    Your mastermind group.

    All three of the ladies had different responsibilities in different departments.  They shared in each other’s journey.  They became confidants and a support system for each other.  When they met outside of work, they encouraged each other to push beyond the limitations thrust upon them.  And as parents, they shared in the struggle at all levels.  There was no tearing one down so the other could get ahead.  They became the eyes and ears for each other—sharing knowledge, skills and a common goal.

    Who’s a part of your professional mastermind?  Are you trustworthy enough for others to share with you?  Who are you supporting despite the challenges?

    Hidden figures provided great examples of leadership, determination, career support, not sabotage, and the genuine desire to see others succeed.  We can be hidden for a season, but never get comfortable being limited.

    BOOK

    “Hidden Figures: The American Dream and the Untold Story of the Black Women Mathematicians Who Helped Win the Space Race”

    The #1 New York Times bestseller and critically acclaimed box-office hit was nominated for three Academy Awards, namely Best Adapted Screenplay (Allison Schroeder and Ted Melfi), Best Supporting Actress (Octavia Spencer) and Best Picture.  Grossing more than $180 million, Hidden Figures has become the biggest-grossing movie fronted by an African American female ever.

    The phenomenal true story of the black female mathematicians at NASA whose calculations helped fuel some of America’s greatest achievements in space.

    Before John Glenn orbited the earth, or Neil Armstrong walked on the moon, a group of dedicated female mathematicians known as “human computers” used pencils, slide rules and adding machines to calculate the numbers that would launch rockets, and astronauts, into space.

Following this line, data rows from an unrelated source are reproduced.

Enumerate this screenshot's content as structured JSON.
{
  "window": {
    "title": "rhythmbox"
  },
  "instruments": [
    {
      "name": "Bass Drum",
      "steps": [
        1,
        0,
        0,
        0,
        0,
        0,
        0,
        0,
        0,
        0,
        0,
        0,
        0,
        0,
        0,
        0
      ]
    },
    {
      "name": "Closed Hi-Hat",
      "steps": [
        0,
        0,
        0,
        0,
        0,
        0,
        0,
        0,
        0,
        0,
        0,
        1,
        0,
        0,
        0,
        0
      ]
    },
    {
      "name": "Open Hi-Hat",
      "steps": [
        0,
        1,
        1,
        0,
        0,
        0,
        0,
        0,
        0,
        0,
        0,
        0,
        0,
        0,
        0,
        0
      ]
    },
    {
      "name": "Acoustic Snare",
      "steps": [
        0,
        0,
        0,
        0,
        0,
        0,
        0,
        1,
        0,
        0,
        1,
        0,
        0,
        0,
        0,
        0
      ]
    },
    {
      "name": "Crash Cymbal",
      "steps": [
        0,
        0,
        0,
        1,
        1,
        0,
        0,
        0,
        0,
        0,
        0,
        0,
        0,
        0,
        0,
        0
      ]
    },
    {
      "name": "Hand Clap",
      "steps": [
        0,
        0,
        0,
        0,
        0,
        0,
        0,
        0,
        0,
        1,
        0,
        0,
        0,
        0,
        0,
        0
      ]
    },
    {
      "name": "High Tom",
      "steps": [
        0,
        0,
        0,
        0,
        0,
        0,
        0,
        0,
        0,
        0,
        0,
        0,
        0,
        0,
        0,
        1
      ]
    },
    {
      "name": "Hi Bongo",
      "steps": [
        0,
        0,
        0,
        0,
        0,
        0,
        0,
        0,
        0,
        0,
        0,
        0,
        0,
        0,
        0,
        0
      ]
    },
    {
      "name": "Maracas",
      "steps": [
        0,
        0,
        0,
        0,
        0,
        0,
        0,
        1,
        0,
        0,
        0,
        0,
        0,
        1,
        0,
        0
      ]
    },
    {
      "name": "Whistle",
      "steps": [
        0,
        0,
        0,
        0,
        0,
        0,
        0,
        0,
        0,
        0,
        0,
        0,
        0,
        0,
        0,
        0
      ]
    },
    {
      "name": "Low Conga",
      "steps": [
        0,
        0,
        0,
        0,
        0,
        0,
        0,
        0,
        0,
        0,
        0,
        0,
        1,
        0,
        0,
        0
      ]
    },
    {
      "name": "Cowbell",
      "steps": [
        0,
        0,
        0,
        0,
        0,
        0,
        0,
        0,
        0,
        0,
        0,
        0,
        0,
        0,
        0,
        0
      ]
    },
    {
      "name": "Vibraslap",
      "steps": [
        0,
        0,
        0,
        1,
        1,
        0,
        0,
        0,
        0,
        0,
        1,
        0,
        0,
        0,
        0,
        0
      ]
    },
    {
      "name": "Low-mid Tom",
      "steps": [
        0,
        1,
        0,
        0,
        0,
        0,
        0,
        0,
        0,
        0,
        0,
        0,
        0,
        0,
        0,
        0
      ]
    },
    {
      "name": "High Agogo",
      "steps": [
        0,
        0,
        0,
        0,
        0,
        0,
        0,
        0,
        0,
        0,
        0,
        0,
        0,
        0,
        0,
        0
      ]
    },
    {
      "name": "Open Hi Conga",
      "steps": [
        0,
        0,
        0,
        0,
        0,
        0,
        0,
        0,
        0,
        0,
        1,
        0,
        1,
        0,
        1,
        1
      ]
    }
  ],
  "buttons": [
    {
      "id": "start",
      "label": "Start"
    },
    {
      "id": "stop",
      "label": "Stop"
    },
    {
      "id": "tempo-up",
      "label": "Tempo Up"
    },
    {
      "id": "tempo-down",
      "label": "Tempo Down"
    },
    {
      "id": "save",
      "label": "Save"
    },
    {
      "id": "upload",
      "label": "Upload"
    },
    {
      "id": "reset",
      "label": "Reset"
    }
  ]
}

    Among these problem-solvers were a group of exceptionally talented African American women, some of the brightest minds of their generation.  Originally relegated to teaching math in the South’s segregated public schools, they were called into service during the labor shortages of World War II, when America’s aeronautics industry was in dire need of anyone who had the right stuff.  Suddenly these overlooked math whizzes had a shot at jobs worthy of their skills, and they answered Uncle Sam’s call, moving to Hampton, Virginia and the fascinating, high-energy world of the Langley Memorial Aeronautical Laboratory.